[Opening RECORDS FOR THE EXERCISE section]

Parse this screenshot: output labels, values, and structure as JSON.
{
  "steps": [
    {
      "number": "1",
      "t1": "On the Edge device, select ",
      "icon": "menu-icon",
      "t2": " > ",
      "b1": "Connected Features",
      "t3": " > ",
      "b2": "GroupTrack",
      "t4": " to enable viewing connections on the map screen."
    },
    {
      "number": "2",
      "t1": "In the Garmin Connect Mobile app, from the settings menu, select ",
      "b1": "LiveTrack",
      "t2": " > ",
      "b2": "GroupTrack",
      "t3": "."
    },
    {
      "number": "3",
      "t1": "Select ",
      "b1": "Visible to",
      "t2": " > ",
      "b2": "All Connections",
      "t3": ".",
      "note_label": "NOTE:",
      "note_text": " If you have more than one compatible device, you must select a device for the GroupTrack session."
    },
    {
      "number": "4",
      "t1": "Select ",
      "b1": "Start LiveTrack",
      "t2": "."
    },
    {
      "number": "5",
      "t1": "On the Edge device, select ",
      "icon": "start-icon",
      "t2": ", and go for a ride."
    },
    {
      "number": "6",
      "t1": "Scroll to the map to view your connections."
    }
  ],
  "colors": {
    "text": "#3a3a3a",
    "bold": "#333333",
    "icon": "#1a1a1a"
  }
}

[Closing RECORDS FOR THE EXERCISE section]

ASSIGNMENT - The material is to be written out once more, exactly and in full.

WRITTEN ANSWER -
Parse this screenshot: output labels, values, and structure as JSON.
{
  "steps": [
    {
      "number": "1",
      "t1": "On the Edge device, select ",
      "icon": "menu-icon",
      "t2": " > ",
      "b1": "Connected Features",
      "t3": " > ",
      "b2": "GroupTrack",
      "t4": " to enable viewing connections on the map screen."
    },
    {
      "number": "2",
      "t1": "In the Garmin Connect Mobile app, from the settings menu, select ",
      "b1": "LiveTrack",
      "t2": " > ",
      "b2": "GroupTrack",
      "t3": "."
    },
    {
      "number": "3",
      "t1": "Select ",
      "b1": "Visible to",
      "t2": " > ",
      "b2": "All Connections",
      "t3": ".",
      "note_label": "NOTE:",
      "note_text": " If you have more than one compatible device, you must select a device for the GroupTrack session."
    },
    {
      "number": "4",
      "t1": "Select ",
      "b1": "Start LiveTrack",
      "t2": "."
    },
    {
      "number": "5",
      "t1": "On the Edge device, select ",
      "icon": "start-icon",
      "t2": ", and go for a ride."
    },
    {
      "number": "6",
      "t1": "Scroll to the map to view your connections."
    }
  ],
  "colors": {
    "text": "#3a3a3a",
    "bold": "#333333",
    "icon": "#1a1a1a"
  }
}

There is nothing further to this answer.